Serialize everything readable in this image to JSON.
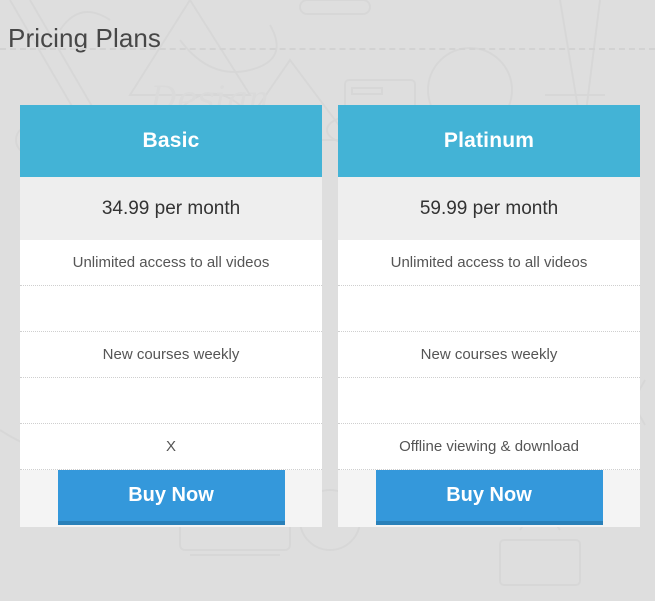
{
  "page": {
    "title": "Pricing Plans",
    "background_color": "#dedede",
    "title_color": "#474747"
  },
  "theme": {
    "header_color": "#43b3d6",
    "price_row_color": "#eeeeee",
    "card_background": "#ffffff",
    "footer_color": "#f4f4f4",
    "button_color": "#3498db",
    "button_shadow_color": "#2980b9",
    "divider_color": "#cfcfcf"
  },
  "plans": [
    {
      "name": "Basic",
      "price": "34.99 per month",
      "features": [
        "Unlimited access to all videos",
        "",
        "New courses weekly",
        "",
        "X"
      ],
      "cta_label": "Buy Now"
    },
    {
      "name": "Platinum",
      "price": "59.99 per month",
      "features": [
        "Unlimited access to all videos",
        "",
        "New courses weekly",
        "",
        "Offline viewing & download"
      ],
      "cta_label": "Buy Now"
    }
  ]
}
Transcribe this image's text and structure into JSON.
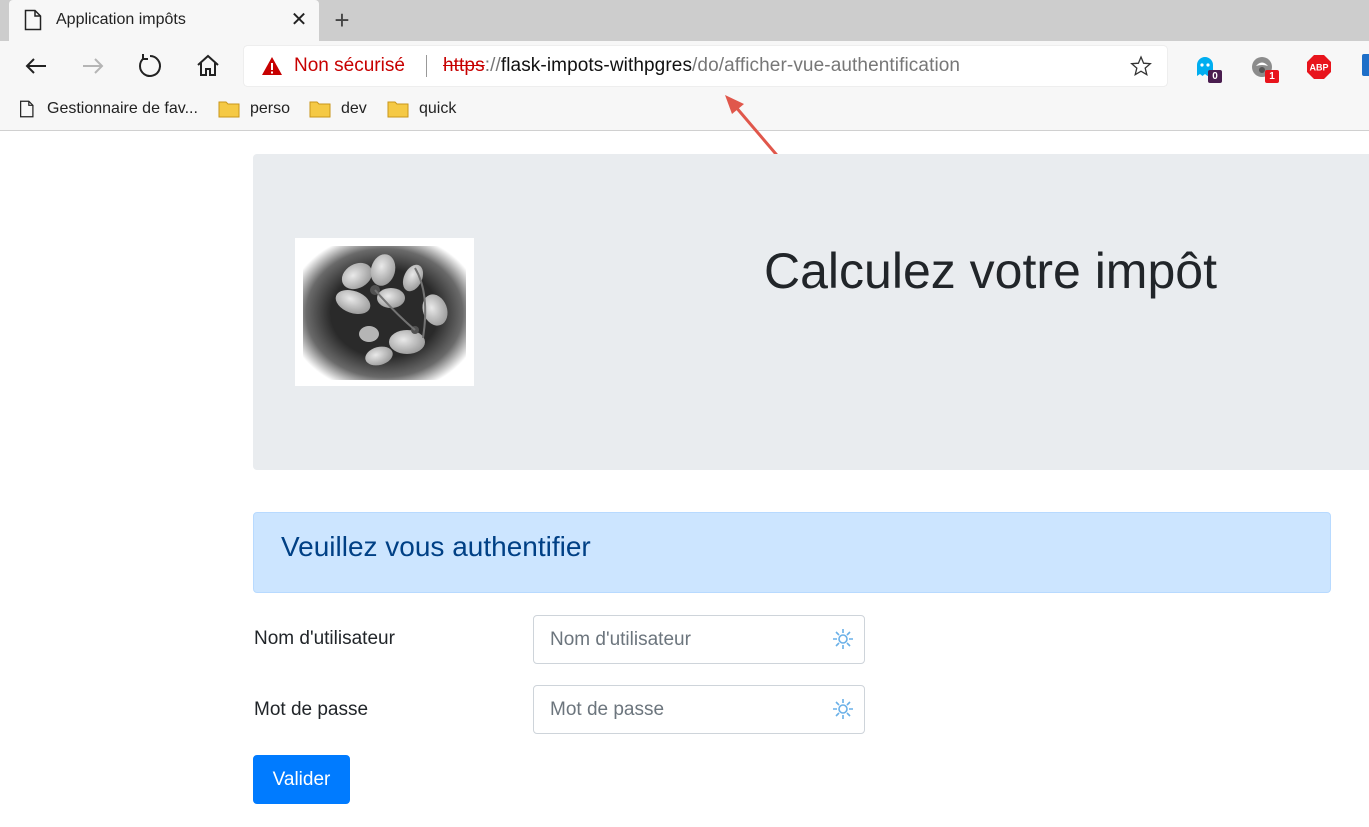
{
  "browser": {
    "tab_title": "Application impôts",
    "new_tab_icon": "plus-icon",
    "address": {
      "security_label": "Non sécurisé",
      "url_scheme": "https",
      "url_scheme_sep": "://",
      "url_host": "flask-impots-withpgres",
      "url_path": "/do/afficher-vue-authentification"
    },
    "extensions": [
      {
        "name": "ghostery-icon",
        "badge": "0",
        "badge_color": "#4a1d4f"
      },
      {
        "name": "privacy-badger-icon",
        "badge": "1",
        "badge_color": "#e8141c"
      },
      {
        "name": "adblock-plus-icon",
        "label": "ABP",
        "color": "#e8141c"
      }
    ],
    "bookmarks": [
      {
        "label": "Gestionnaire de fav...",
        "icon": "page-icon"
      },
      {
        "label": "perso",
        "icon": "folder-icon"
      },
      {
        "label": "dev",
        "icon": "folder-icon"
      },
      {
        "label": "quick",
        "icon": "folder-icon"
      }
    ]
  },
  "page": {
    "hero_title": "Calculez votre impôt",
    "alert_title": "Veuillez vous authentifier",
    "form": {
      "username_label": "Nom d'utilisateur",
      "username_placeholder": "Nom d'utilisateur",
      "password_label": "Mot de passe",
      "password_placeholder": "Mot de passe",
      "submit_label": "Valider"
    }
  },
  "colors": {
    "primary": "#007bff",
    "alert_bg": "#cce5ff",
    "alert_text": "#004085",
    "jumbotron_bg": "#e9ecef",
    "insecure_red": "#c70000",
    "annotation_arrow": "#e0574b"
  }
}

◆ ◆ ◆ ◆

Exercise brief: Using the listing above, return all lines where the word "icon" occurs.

Response to this exercise:
    "new_tab_icon": "plus-icon",
        "name": "ghostery-icon",
        "name": "privacy-badger-icon",
        "name": "adblock-plus-icon",
        "icon": "page-icon"
        "icon": "folder-icon"
        "icon": "folder-icon"
        "icon": "folder-icon"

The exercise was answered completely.